New Delhi: Emulating China may not be easy for India, given the high cost of production locally as well as the large compliance burden faced by firms, according to V. Anantha Nageswaran, member of the Prime Minister’s Economic Advisory Council.
Speaking at a virtual panel discussion organised by the S.P. Jain Institute of Management and Research, Nageswaran made a case for reducing the number of rules and regulations for businesses.
“Emulating China from where we are, with the kind of high cost of production and the legislative and compliance burden that our businesses carry, is not going to happen. Right now, that is why Vietnam and Mexico and Bangladesh are getting the industries moving out of China and not India. We need to face up to the fact that we are not there yet,” Nageswaran said.
“But we have to begin somewhere,” he said, adding that it is a process and is not something that will be completed in 3-6 months, and insisting that the focus has to be on increasing firms’ productivity if India has to capture a share of the export pie, especially at a time when world trade is not happening.

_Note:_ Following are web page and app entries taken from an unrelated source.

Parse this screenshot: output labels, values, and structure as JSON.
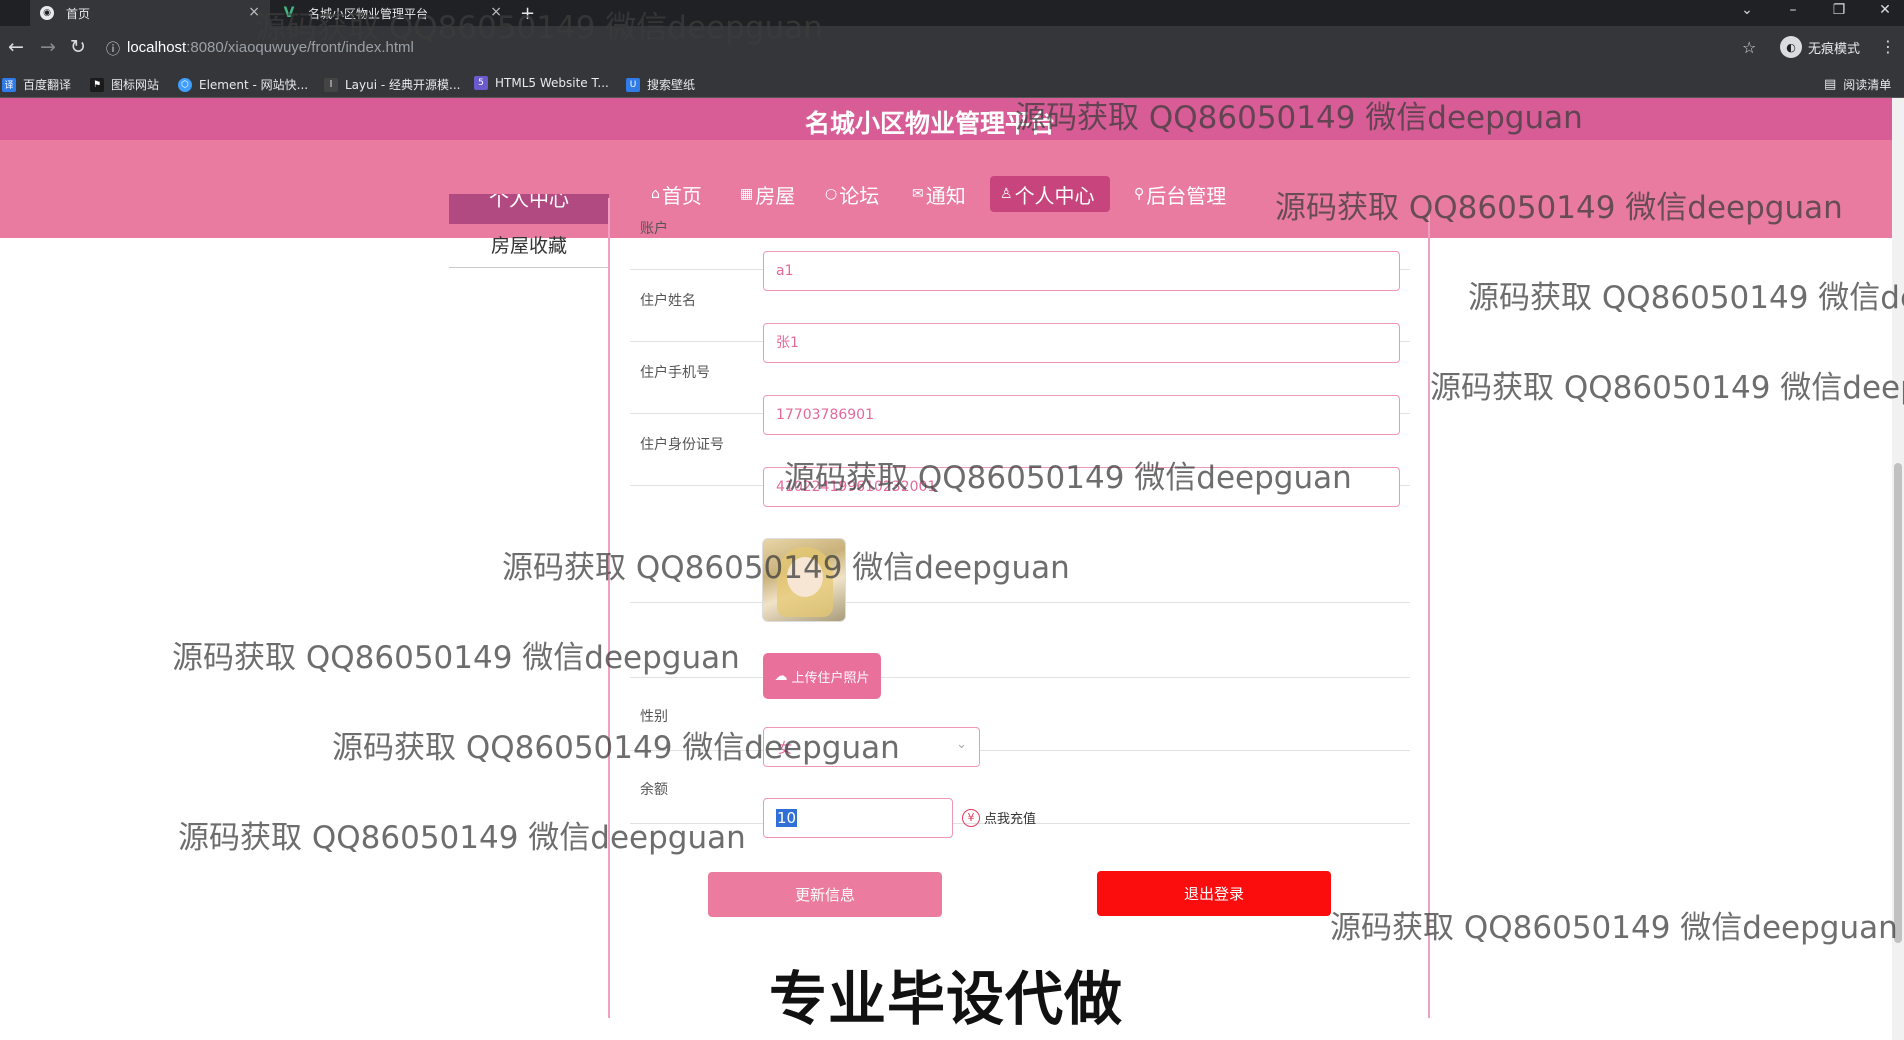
{
  "browser": {
    "tabs": [
      {
        "title": "首页",
        "active": true
      },
      {
        "title": "名城小区物业管理平台",
        "active": false
      }
    ],
    "new_tab_glyph": "+",
    "url_host": "localhost",
    "url_path": ":8080/xiaoquwuye/front/index.html",
    "incognito_label": "无痕模式",
    "reading_list_label": "阅读清单",
    "bookmarks": [
      {
        "label": "百度翻译",
        "icon": "translate-icon",
        "color": "#2f7be8"
      },
      {
        "label": "图标网站",
        "icon": "flag-icon",
        "color": "#222222"
      },
      {
        "label": "Element - 网站快...",
        "icon": "element-icon",
        "color": "#409eff"
      },
      {
        "label": "Layui - 经典开源模...",
        "icon": "layui-icon",
        "color": "#333333"
      },
      {
        "label": "HTML5 Website T...",
        "icon": "html5-icon",
        "color": "#6a5acd"
      },
      {
        "label": "搜索壁纸",
        "icon": "wallpaper-icon",
        "color": "#2f7be8"
      }
    ]
  },
  "site": {
    "title": "名城小区物业管理平台",
    "nav": [
      {
        "label": "首页",
        "icon": "home-icon",
        "active": false
      },
      {
        "label": "房屋",
        "icon": "building-icon",
        "active": false
      },
      {
        "label": "论坛",
        "icon": "forum-icon",
        "active": false
      },
      {
        "label": "通知",
        "icon": "mail-icon",
        "active": false
      },
      {
        "label": "个人中心",
        "icon": "user-icon",
        "active": true
      },
      {
        "label": "后台管理",
        "icon": "link-icon",
        "active": false
      }
    ]
  },
  "sidebar": {
    "active_label": "个人中心",
    "items": [
      {
        "label": "房屋收藏"
      }
    ]
  },
  "form": {
    "account": {
      "label": "账户",
      "value": "a1"
    },
    "name": {
      "label": "住户姓名",
      "value": "张1"
    },
    "phone": {
      "label": "住户手机号",
      "value": "17703786901"
    },
    "id_card": {
      "label": "住户身份证号",
      "value": "410224199610232001"
    },
    "upload_label": "上传住户照片",
    "gender": {
      "label": "性别",
      "value": "女"
    },
    "balance": {
      "label": "余额",
      "value": "10"
    },
    "recharge_label": "点我充值",
    "update_label": "更新信息",
    "logout_label": "退出登录"
  },
  "colors": {
    "header": "#d85c95",
    "navbar": "#ea7ba0",
    "nav_active": "#c7447d",
    "logout": "#fc0d0d",
    "update": "#eb7ca0"
  },
  "watermark_text": "源码获取 QQ86050149 微信deepguan",
  "caption": "专业毕设代做"
}
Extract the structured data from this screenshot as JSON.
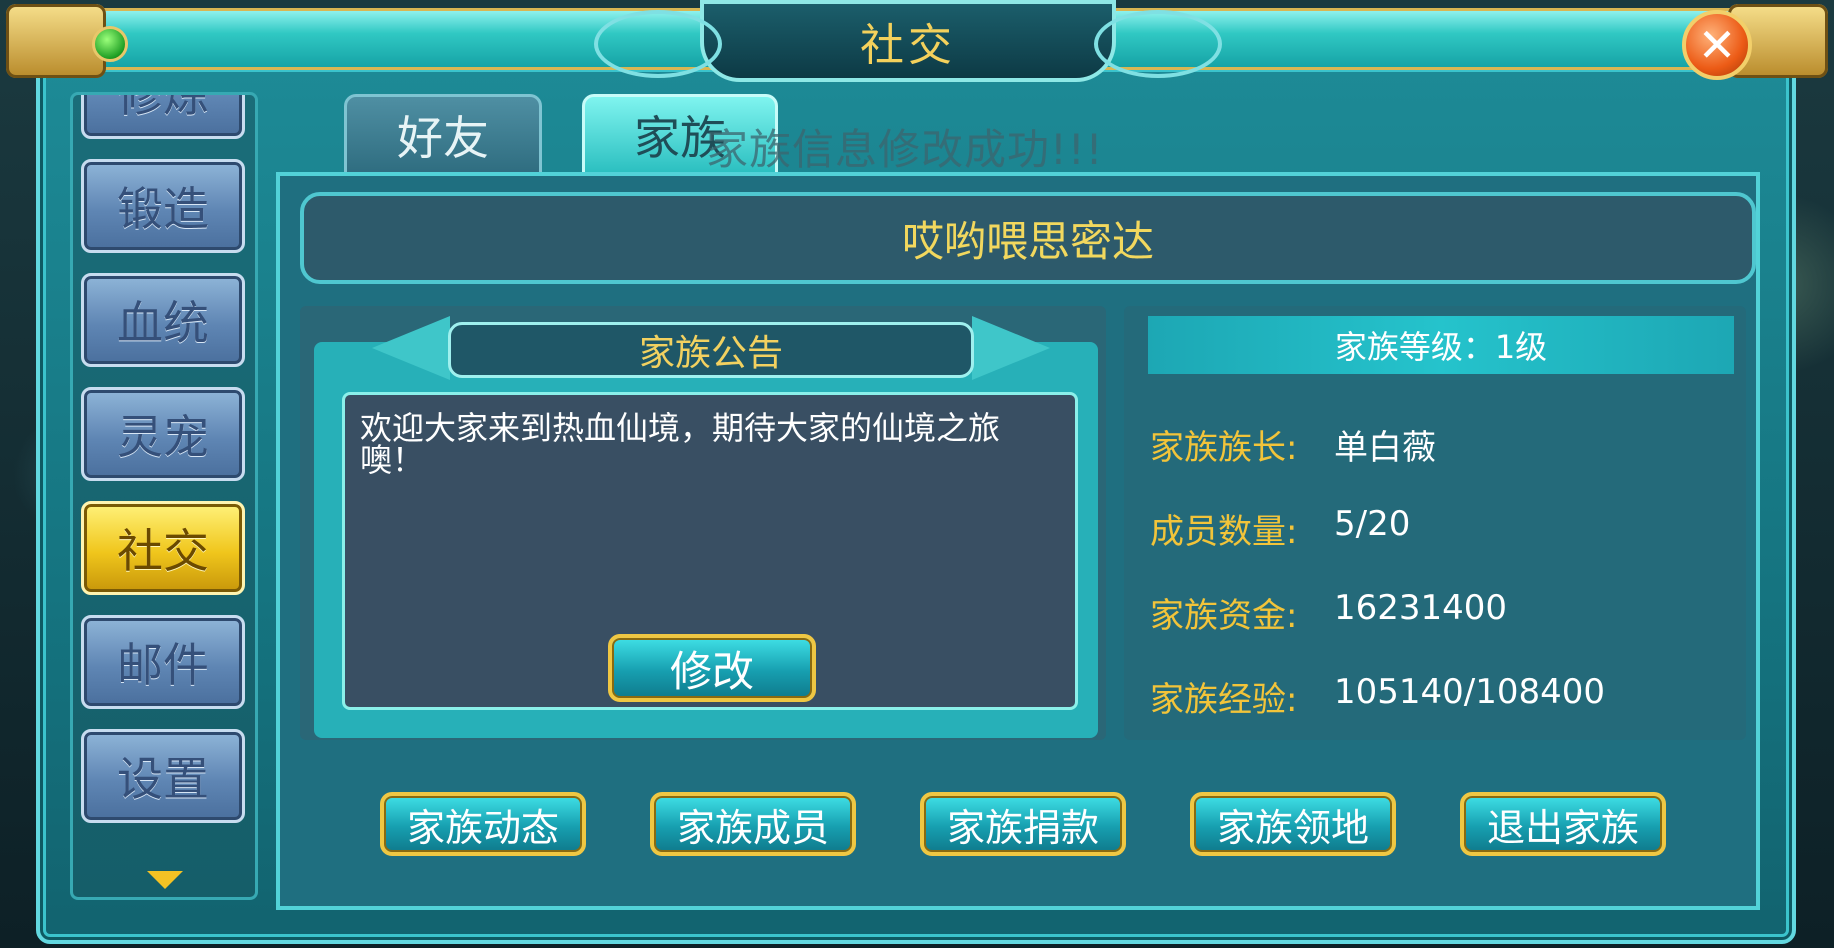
{
  "window": {
    "title": "社交",
    "close_glyph": "✕"
  },
  "sidebar": {
    "items": [
      {
        "label": "锻造",
        "active": false
      },
      {
        "label": "血统",
        "active": false
      },
      {
        "label": "灵宠",
        "active": false
      },
      {
        "label": "社交",
        "active": true
      },
      {
        "label": "邮件",
        "active": false
      },
      {
        "label": "设置",
        "active": false
      }
    ],
    "partial_item_label": "修炼"
  },
  "tabs": [
    {
      "label": "好友",
      "active": false
    },
    {
      "label": "家族",
      "active": true
    }
  ],
  "toast": "家族信息修改成功!!!",
  "family": {
    "name": "哎哟喂思密达",
    "notice_title": "家族公告",
    "notice_text": "欢迎大家来到热血仙境，期待大家的仙境之旅噢！",
    "edit_label": "修改",
    "level_text": "家族等级：1级",
    "info": [
      {
        "label": "家族族长:",
        "value": "单白薇"
      },
      {
        "label": "成员数量:",
        "value": "5/20"
      },
      {
        "label": "家族资金:",
        "value": "16231400"
      },
      {
        "label": "家族经验:",
        "value": "105140/108400"
      }
    ]
  },
  "actions": [
    {
      "label": "家族动态"
    },
    {
      "label": "家族成员"
    },
    {
      "label": "家族捐款"
    },
    {
      "label": "家族领地"
    },
    {
      "label": "退出家族"
    }
  ],
  "colors": {
    "gold_text": "#f2c43a",
    "panel_teal": "#1f6f80",
    "active_gold": "#f0c61c"
  }
}
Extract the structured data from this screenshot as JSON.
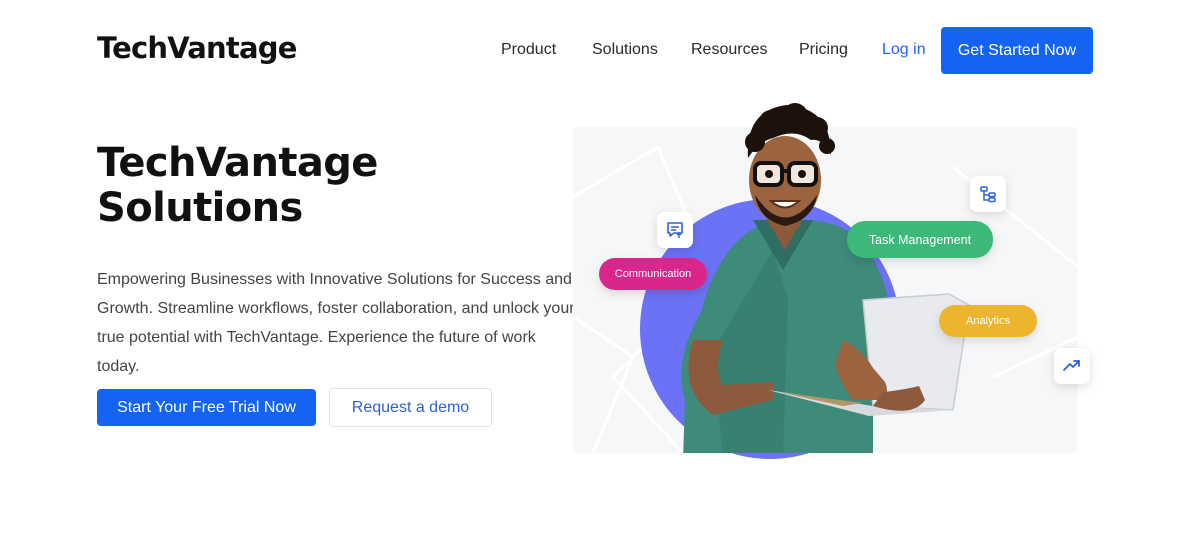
{
  "header": {
    "logo": "TechVantage",
    "nav": [
      "Product",
      "Solutions",
      "Resources",
      "Pricing"
    ],
    "login": "Log in",
    "cta": "Get Started Now"
  },
  "hero": {
    "title_line1": "TechVantage",
    "title_line2": "Solutions",
    "description": "Empowering Businesses with Innovative Solutions for Success and Growth. Streamline workflows, foster collaboration, and unlock your true potential with TechVantage. Experience the future of work today.",
    "primary_button": "Start Your Free Trial Now",
    "secondary_button": "Request a demo"
  },
  "illustration": {
    "tags": {
      "communication": "Communication",
      "task_management": "Task Management",
      "analytics": "Analytics"
    },
    "icons": [
      "chat-icon",
      "hierarchy-icon",
      "trending-up-icon"
    ]
  },
  "colors": {
    "primary": "#1463f3",
    "circle": "#6b72f5",
    "communication": "#d9268c",
    "task_management": "#3cb878",
    "analytics": "#edb52e",
    "shirt": "#3e8a7b"
  }
}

“A policy of simply whittling away the unwanted rules and regulations will be a start,” he said.
Nageswaran also favoured the government providing support to industries, but with a quid pro quo arrangement, where the firms are tasked with increasing productivity and output.
‘Govt right in preserving fiscal firepower’
Asked about the “inadequacy” of the demand stimulus offered by the government after the Covid-19 lockdown, Nageswaran said the events on the border showed that the government was right in preserving the firepower as additional spending may be required in defence.
He, however, pointed out that there is scope for the government to provide support to businesses, subject to conditions like improving productivity.
“The support given to businesses from the beginning has been on the parsimonious side. You can err on the side of being liberal and then always roll it back,” he said.
Nageswaran favoured extending liquidity support measures like the Rs 3 lakh crore emergency credit line support to micro, small and medium enterprises to cover more firms.
“The government is not in a position to give outright grants and increase its on-budget deficit. The government will be undoing its work if sovereign borrowing costs go up… Liquidity route is the compromise. I favour continuing with the approach, but making the beneficiaries net wider to even allow MSMEs with higher turnover to borrow,” he said.
Nageswaran also urged the government to restore the credibility of macroeconomic data, both at the state and central level.
‘Relief measures, not demand stimulus’
Also speaking at the panel discussion, Pronab Sen, former chief statistician of India, said the measures announced by the government were just for relief, and not demand stimulus.
“Cash transfers were a good idea but the amounts were a joke. It should have been at least Rs 3,000-4,000,” he said, urging the government to take demand stimulus measures immediately.
The government had announced cash transfers into Jan Dhan accounts, but the amount was as low as Rs 1,500 spread across three months.
Sen also warned of a bloodbath among MSMEs if demand doesn’t pick up soon. He said if demand does not pick up by around December, supply will be hit as many units will cease to exist.
“If you have to do a demand stimulus, do it now. Else, you may have missed the bus,” Sen added.